The Charlotte Bobcats are about to go away — and the Charlotte Hornets are coming back.
Fans in Charlotte have clamored for the change, particularly since the Tom Benson, the new owner in New Orleans, pushed for a name change from Hornets to the more locally popular Pelicans.
It’s going to happen, reports CBSSports.com’s Will Brinson at Eye On Basketball. CBS did a search and found that the NBA has started to prepare to move some digital properties over.
This is not going to happen next season, the league and its marketing arm usually likes a couple of years lead on these kinds of changes. It likely would be the fall of 2014 at the earliest.
Still, this is going to be welcomed in Charlotte by the fan base.
Charlotte the city is nicknamed the “hornets nest,” a moniker that dates all the way back to the Revolutionary War. That is when the British General Cornwallis had occupied the city but was driven out by residents there, leading him to call Charlotte “a hornet’s nest.” The residents took and still take pride in that. Go to Charlotte and even the police wear a patch with a hornet on it.
So the Charlotte Hornets made sense, but when George Shinn moved the team to New Orleans in 2002 he took the name with him. The expansion team that took their place in Charlotte was the Bobcats, a name that many felt owner Bob Johnson had basically chosen to name the team after himself.
Current owner Michael Jordan had put together a group to do studies and look at a possible name change. Apparently he’s decided to go forward with it.

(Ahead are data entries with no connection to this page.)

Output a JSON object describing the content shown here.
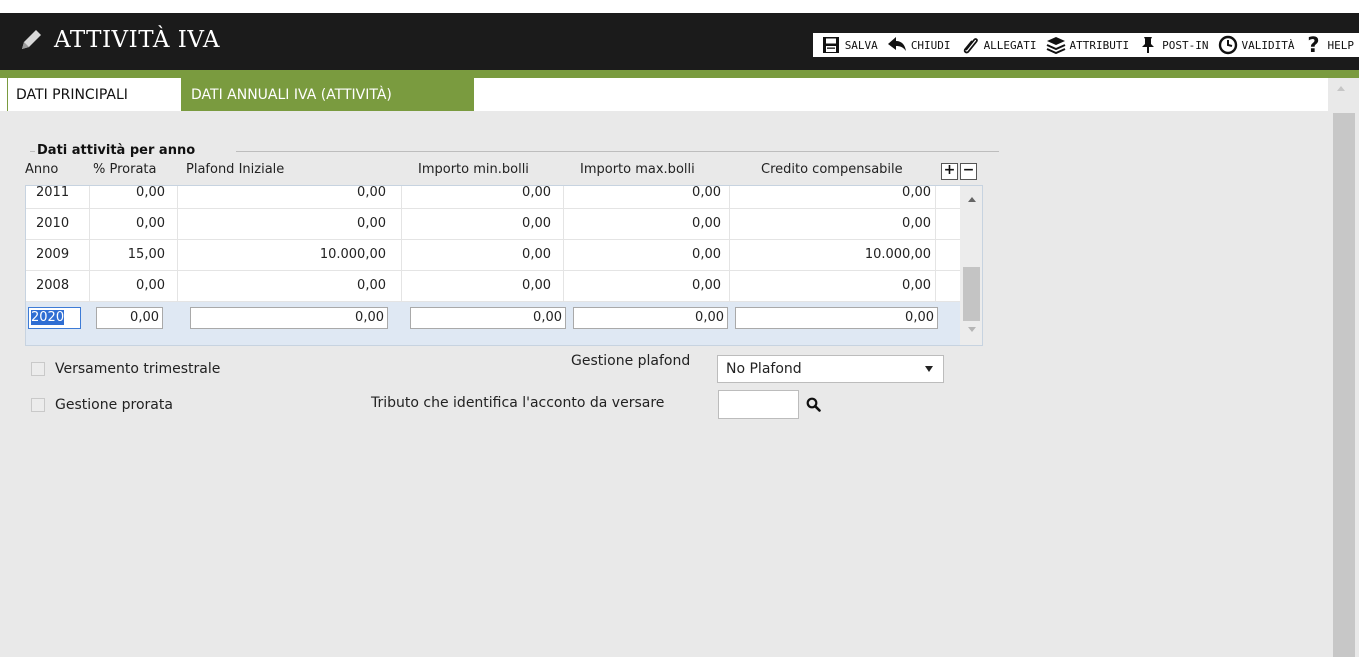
{
  "header": {
    "title": "ATTIVITÀ IVA"
  },
  "toolbar": {
    "items": [
      {
        "label": "SALVA",
        "icon": "save-icon"
      },
      {
        "label": "CHIUDI",
        "icon": "reply-icon"
      },
      {
        "label": "ALLEGATI",
        "icon": "paperclip-icon"
      },
      {
        "label": "ATTRIBUTI",
        "icon": "layers-icon"
      },
      {
        "label": "POST-IN",
        "icon": "pin-icon"
      },
      {
        "label": "VALIDITÀ",
        "icon": "clock-icon"
      },
      {
        "label": "HELP",
        "icon": "help-icon"
      }
    ]
  },
  "tabs": [
    {
      "label": "DATI PRINCIPALI",
      "active": false
    },
    {
      "label": "DATI ANNUALI IVA (ATTIVITÀ)",
      "active": true
    }
  ],
  "section": {
    "legend": "Dati attività per anno",
    "columns": [
      "Anno",
      "% Prorata",
      "Plafond Iniziale",
      "Importo min.bolli",
      "Importo max.bolli",
      "Credito compensabile"
    ],
    "add_label": "+",
    "remove_label": "−"
  },
  "rows": [
    [
      "2011",
      "0,00",
      "0,00",
      "0,00",
      "0,00",
      "0,00"
    ],
    [
      "2010",
      "0,00",
      "0,00",
      "0,00",
      "0,00",
      "0,00"
    ],
    [
      "2009",
      "15,00",
      "10.000,00",
      "0,00",
      "0,00",
      "10.000,00"
    ],
    [
      "2008",
      "0,00",
      "0,00",
      "0,00",
      "0,00",
      "0,00"
    ]
  ],
  "edit_row": [
    "2020",
    "0,00",
    "0,00",
    "0,00",
    "0,00",
    "0,00"
  ],
  "options": {
    "versamento_label": "Versamento trimestrale",
    "versamento_checked": false,
    "prorata_label": "Gestione prorata",
    "prorata_checked": false,
    "plafond_label": "Gestione plafond",
    "plafond_value": "No Plafond",
    "tributo_label": "Tributo che identifica l'acconto da versare",
    "tributo_value": ""
  },
  "colors": {
    "header_bg": "#1b1b1b",
    "accent_green": "#7a9b3f",
    "selected_row": "#dfe8f3"
  }
}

Good call. It’s a step in getting the city to fully buy into the team again after Shinn’s pretty much scorched earth policy there. A winning team would help, too, but one step at a time. The name is a good move.
Paul George‘s first experience starting as a power forward was going up against Anthony Davis — not just one of the best power forwards in the game, one of the handful of best players in the game period. That didn’t go well for George, and he wasn’t happy about it.

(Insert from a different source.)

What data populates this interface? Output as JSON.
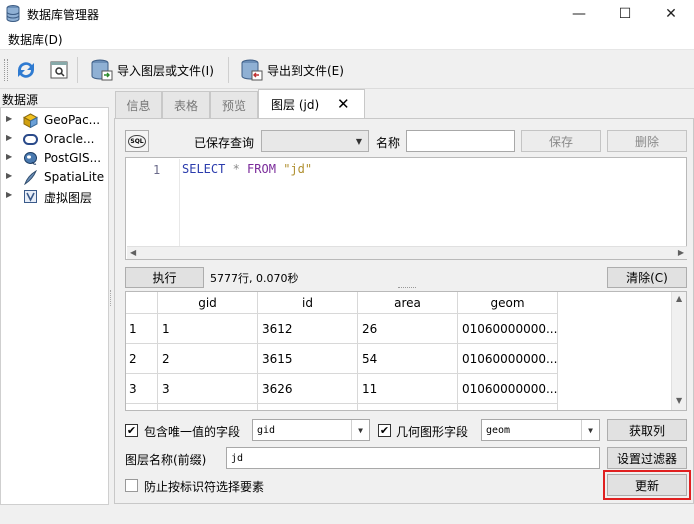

His second experience was in another preseason game Tuesday, going up against the Pistons and their four, Ersan İlyasova. He’s not quite as intimidating.

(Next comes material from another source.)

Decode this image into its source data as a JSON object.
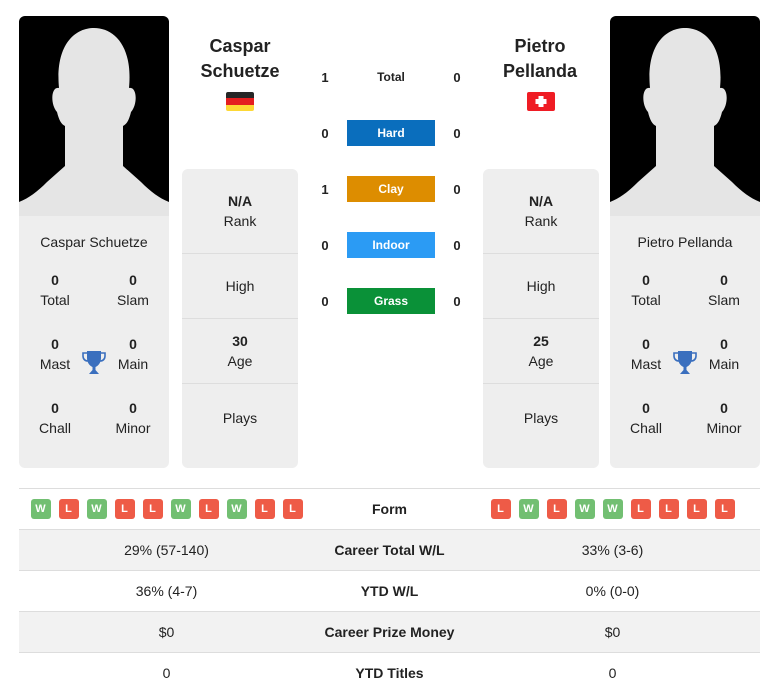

George scored 20 points on 7-of-8 shooting, 4-of-5 on threes — and that was just the first quarter (you can see it all in the video above).
As we have said before, George at the four is not a bad call by the Pacers, but some of that depends on the matchup. On the nights the Pacers face Davis or Blake Griffin or LaMarcus Aldridge or Zach Randolph (or a handful of others) the Pacers’ coaching staff is going to have to adjust. But there are a lot of nights where George at the four is going to force the other team to adjust, and that will play into the Pacers’ hands.
Last season, DeMarcus Cousins received zero MVP votes (the same as every year of his career). Even though he averaged 24.1 points, and 12.7 rebounds a game, which was enough to get him his first All-Star berth, MVP is another thing entirely. Only players on winning teams tend to draw the attention of MVP voters.
This season, can Cousins — arguably the best center in the game — get in the conversation?
He thinks it’s more than just that, he told Kevin Ding at Bleacher Report.
The topic is the 2015-16 NBA MVP award and whether it could be reachable for DeMarcus Cousins.
“Reachable, man?” Cousins told Bleacher Report, his voice rising high. “It’s mine to grab.”
As noted above, the only way Cousins gets into the conversation — fair or not — is if the Kings are in the playoffs (at the very least). He understands that.
“It’s going to take a full team effort,” Cousins said. “I’ll try to play at a high level and bring my team along with me.”
Vlade Divac built a Kings’ team designed to start winning now — as you would expect from a team a year away from moving into a new arena they need to fill. Owner Vivek Ranadive is not about selling hope anymore, he wants to sell wins.
I think Cousins can help provide that.
I’m less sold on the cast around him being able to help.